- _Task directions_
Could you restate all of the records below exactly, with the pictures left out?

- _Material provided_
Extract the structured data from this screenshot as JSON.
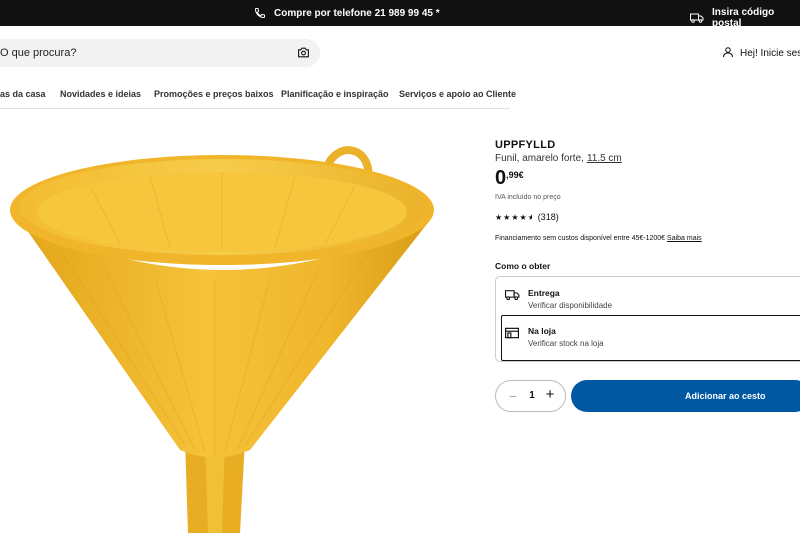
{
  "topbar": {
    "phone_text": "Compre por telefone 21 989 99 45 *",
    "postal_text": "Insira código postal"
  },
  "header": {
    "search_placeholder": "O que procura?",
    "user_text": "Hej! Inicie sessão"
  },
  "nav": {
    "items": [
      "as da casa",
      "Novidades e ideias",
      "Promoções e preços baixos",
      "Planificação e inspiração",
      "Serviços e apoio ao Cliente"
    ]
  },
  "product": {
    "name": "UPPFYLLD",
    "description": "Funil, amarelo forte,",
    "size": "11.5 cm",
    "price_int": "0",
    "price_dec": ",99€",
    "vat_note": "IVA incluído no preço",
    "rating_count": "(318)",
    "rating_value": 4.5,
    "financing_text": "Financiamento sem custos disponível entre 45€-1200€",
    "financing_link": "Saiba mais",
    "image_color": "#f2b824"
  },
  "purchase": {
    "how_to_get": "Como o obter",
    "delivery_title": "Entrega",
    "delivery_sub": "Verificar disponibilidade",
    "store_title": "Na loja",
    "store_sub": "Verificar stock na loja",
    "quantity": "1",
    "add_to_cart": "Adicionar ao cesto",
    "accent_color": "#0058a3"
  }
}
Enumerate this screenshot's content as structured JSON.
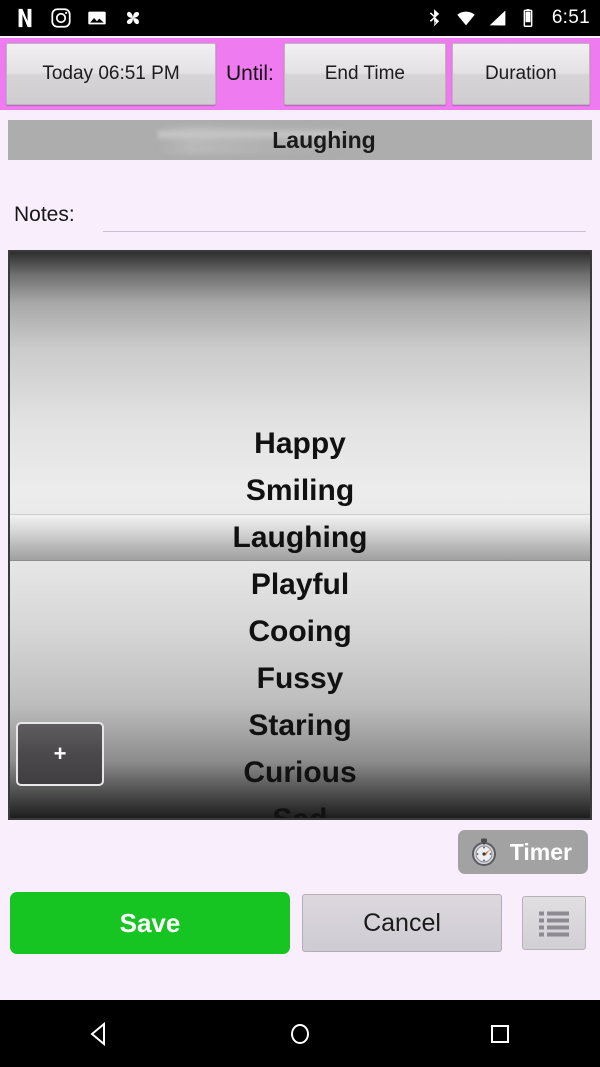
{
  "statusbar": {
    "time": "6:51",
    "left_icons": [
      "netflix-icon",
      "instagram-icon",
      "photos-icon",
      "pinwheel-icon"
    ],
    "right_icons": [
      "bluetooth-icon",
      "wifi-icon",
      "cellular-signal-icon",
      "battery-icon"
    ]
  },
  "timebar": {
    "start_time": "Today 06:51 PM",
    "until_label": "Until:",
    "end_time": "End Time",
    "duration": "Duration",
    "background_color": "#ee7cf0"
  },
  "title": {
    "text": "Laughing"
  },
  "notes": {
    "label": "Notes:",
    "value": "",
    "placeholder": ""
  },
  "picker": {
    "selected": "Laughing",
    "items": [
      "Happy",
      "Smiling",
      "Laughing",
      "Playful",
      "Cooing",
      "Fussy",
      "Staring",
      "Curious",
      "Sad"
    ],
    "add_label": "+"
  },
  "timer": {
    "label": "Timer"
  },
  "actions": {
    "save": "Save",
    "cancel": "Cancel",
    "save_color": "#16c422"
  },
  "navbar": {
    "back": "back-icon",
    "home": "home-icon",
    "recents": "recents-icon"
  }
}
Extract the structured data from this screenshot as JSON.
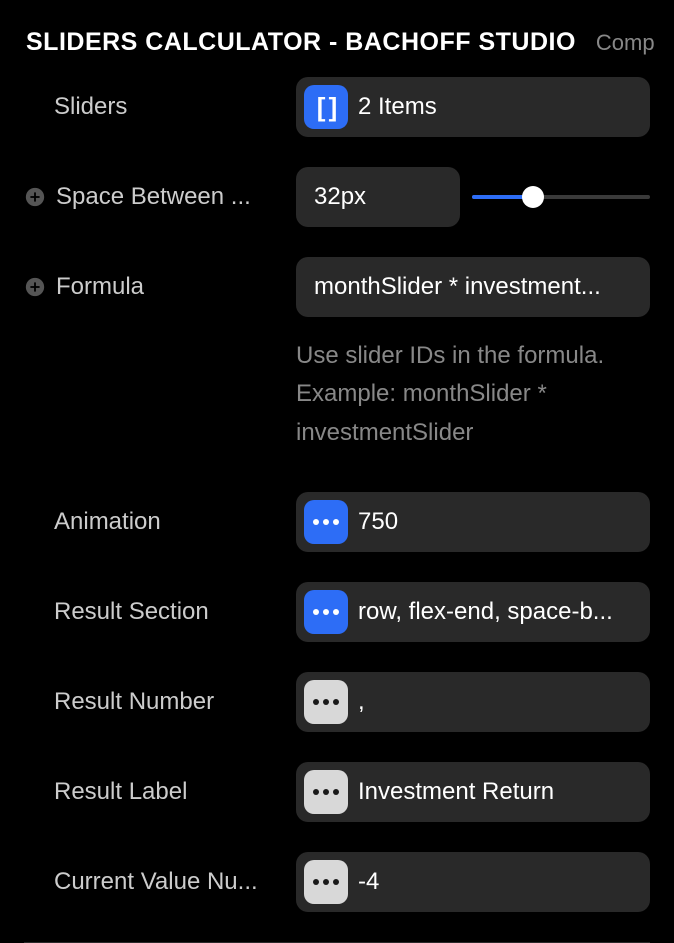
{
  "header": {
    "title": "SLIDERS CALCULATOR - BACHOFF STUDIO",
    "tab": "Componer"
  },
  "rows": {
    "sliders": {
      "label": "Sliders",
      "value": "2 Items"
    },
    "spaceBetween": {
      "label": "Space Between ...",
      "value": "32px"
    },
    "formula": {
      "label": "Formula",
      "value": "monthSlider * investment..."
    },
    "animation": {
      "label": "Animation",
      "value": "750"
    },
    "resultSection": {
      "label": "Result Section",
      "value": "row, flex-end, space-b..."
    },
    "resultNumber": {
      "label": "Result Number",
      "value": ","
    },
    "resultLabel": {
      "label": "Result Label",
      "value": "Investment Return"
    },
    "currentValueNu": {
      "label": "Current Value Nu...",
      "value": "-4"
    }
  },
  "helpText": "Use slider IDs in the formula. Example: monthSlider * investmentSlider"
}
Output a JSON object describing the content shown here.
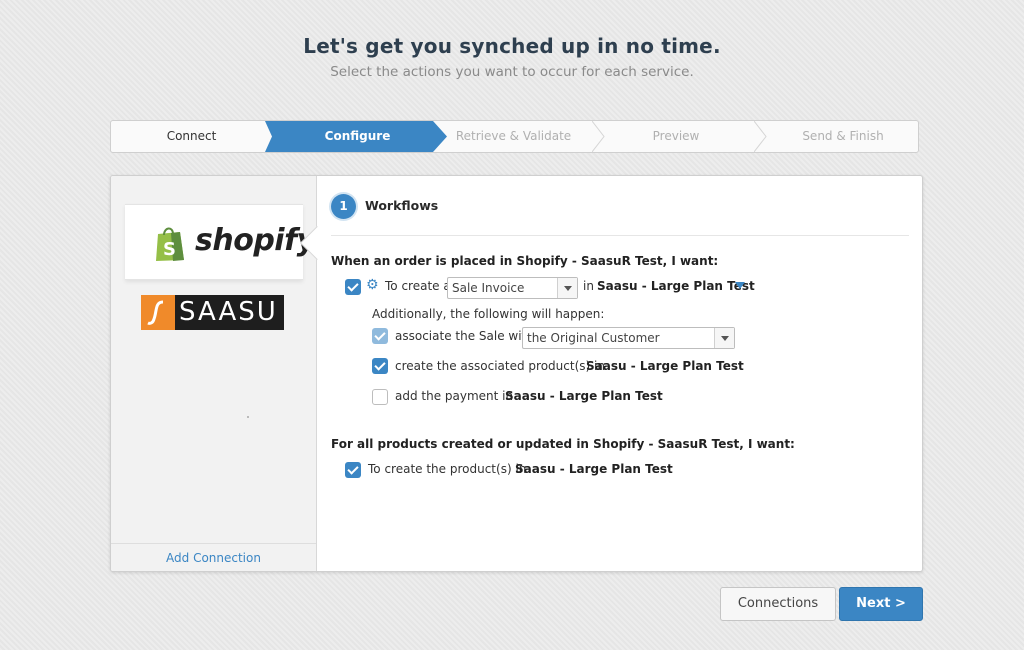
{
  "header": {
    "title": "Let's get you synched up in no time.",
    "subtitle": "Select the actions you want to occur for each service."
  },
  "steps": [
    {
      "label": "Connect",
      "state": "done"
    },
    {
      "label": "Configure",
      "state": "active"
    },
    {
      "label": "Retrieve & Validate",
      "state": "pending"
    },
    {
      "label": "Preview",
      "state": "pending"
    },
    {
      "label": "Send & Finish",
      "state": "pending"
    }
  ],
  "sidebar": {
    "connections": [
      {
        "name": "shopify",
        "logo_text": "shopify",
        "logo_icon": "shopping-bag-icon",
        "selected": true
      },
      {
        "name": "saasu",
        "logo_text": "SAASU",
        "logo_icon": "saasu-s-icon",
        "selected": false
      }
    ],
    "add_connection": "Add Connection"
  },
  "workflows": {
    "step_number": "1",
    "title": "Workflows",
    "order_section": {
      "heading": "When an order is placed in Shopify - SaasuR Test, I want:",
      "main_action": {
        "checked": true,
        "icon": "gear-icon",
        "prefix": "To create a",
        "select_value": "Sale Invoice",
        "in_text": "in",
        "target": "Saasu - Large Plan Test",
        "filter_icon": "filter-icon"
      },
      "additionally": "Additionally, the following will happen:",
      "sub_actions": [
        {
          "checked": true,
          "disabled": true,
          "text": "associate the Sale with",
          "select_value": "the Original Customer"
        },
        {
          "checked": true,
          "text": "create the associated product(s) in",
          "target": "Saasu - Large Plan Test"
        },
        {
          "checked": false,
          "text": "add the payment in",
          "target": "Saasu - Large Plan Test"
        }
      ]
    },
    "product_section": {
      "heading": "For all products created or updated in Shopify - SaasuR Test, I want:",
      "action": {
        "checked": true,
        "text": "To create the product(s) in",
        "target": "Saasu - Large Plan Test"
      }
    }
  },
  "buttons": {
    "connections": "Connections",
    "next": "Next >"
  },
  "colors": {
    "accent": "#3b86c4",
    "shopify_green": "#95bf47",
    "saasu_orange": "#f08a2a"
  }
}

- _The answer_
Extract the structured data from this screenshot as JSON.
{
  "topbar": {
    "phone_text": "Compre por telefone 21 989 99 45 *",
    "postal_text": "Insira código postal"
  },
  "header": {
    "search_placeholder": "O que procura?",
    "user_text": "Hej! Inicie sessão"
  },
  "nav": {
    "items": [
      "as da casa",
      "Novidades e ideias",
      "Promoções e preços baixos",
      "Planificação e inspiração",
      "Serviços e apoio ao Cliente"
    ]
  },
  "product": {
    "name": "UPPFYLLD",
    "description": "Funil, amarelo forte,",
    "size": "11.5 cm",
    "price_int": "0",
    "price_dec": ",99€",
    "vat_note": "IVA incluído no preço",
    "rating_count": "(318)",
    "rating_value": 4.5,
    "financing_text": "Financiamento sem custos disponível entre 45€-1200€",
    "financing_link": "Saiba mais",
    "image_color": "#f2b824"
  },
  "purchase": {
    "how_to_get": "Como o obter",
    "delivery_title": "Entrega",
    "delivery_sub": "Verificar disponibilidade",
    "store_title": "Na loja",
    "store_sub": "Verificar stock na loja",
    "quantity": "1",
    "add_to_cart": "Adicionar ao cesto",
    "accent_color": "#0058a3"
  }
}
Enumerate this screenshot's content as structured JSON.
{
  "statusbar": {
    "time": "6:51",
    "left_icons": [
      "netflix-icon",
      "instagram-icon",
      "photos-icon",
      "pinwheel-icon"
    ],
    "right_icons": [
      "bluetooth-icon",
      "wifi-icon",
      "cellular-signal-icon",
      "battery-icon"
    ]
  },
  "timebar": {
    "start_time": "Today 06:51 PM",
    "until_label": "Until:",
    "end_time": "End Time",
    "duration": "Duration",
    "background_color": "#ee7cf0"
  },
  "title": {
    "text": "Laughing"
  },
  "notes": {
    "label": "Notes:",
    "value": "",
    "placeholder": ""
  },
  "picker": {
    "selected": "Laughing",
    "items": [
      "Happy",
      "Smiling",
      "Laughing",
      "Playful",
      "Cooing",
      "Fussy",
      "Staring",
      "Curious",
      "Sad"
    ],
    "add_label": "+"
  },
  "timer": {
    "label": "Timer"
  },
  "actions": {
    "save": "Save",
    "cancel": "Cancel",
    "save_color": "#16c422"
  },
  "navbar": {
    "back": "back-icon",
    "home": "home-icon",
    "recents": "recents-icon"
  }
}
Extract the structured data from this screenshot as JSON.
{
  "header": {
    "title": "SLIDERS CALCULATOR - BACHOFF STUDIO",
    "tab": "Componer"
  },
  "rows": {
    "sliders": {
      "label": "Sliders",
      "value": "2 Items"
    },
    "spaceBetween": {
      "label": "Space Between ...",
      "value": "32px"
    },
    "formula": {
      "label": "Formula",
      "value": "monthSlider * investment..."
    },
    "animation": {
      "label": "Animation",
      "value": "750"
    },
    "resultSection": {
      "label": "Result Section",
      "value": "row, flex-end, space-b..."
    },
    "resultNumber": {
      "label": "Result Number",
      "value": ","
    },
    "resultLabel": {
      "label": "Result Label",
      "value": "Investment Return"
    },
    "currentValueNu": {
      "label": "Current Value Nu...",
      "value": "-4"
    }
  },
  "helpText": "Use slider IDs in the formula. Example: monthSlider * investmentSlider"
}
Output a JSON object describing the content shown here.
{
  "header": {
    "title": "Let's get you synched up in no time.",
    "subtitle": "Select the actions you want to occur for each service."
  },
  "steps": [
    {
      "label": "Connect",
      "state": "done"
    },
    {
      "label": "Configure",
      "state": "active"
    },
    {
      "label": "Retrieve & Validate",
      "state": "pending"
    },
    {
      "label": "Preview",
      "state": "pending"
    },
    {
      "label": "Send & Finish",
      "state": "pending"
    }
  ],
  "sidebar": {
    "connections": [
      {
        "name": "shopify",
        "logo_text": "shopify",
        "logo_icon": "shopping-bag-icon",
        "selected": true
      },
      {
        "name": "saasu",
        "logo_text": "SAASU",
        "logo_icon": "saasu-s-icon",
        "selected": false
      }
    ],
    "add_connection": "Add Connection"
  },
  "workflows": {
    "step_number": "1",
    "title": "Workflows",
    "order_section": {
      "heading": "When an order is placed in Shopify - SaasuR Test, I want:",
      "main_action": {
        "checked": true,
        "icon": "gear-icon",
        "prefix": "To create a",
        "select_value": "Sale Invoice",
        "in_text": "in",
        "target": "Saasu - Large Plan Test",
        "filter_icon": "filter-icon"
      },
      "additionally": "Additionally, the following will happen:",
      "sub_actions": [
        {
          "checked": true,
          "disabled": true,
          "text": "associate the Sale with",
          "select_value": "the Original Customer"
        },
        {
          "checked": true,
          "text": "create the associated product(s) in",
          "target": "Saasu - Large Plan Test"
        },
        {
          "checked": false,
          "text": "add the payment in",
          "target": "Saasu - Large Plan Test"
        }
      ]
    },
    "product_section": {
      "heading": "For all products created or updated in Shopify - SaasuR Test, I want:",
      "action": {
        "checked": true,
        "text": "To create the product(s) in",
        "target": "Saasu - Large Plan Test"
      }
    }
  },
  "buttons": {
    "connections": "Connections",
    "next": "Next >"
  },
  "colors": {
    "accent": "#3b86c4",
    "shopify_green": "#95bf47",
    "saasu_orange": "#f08a2a"
  }
}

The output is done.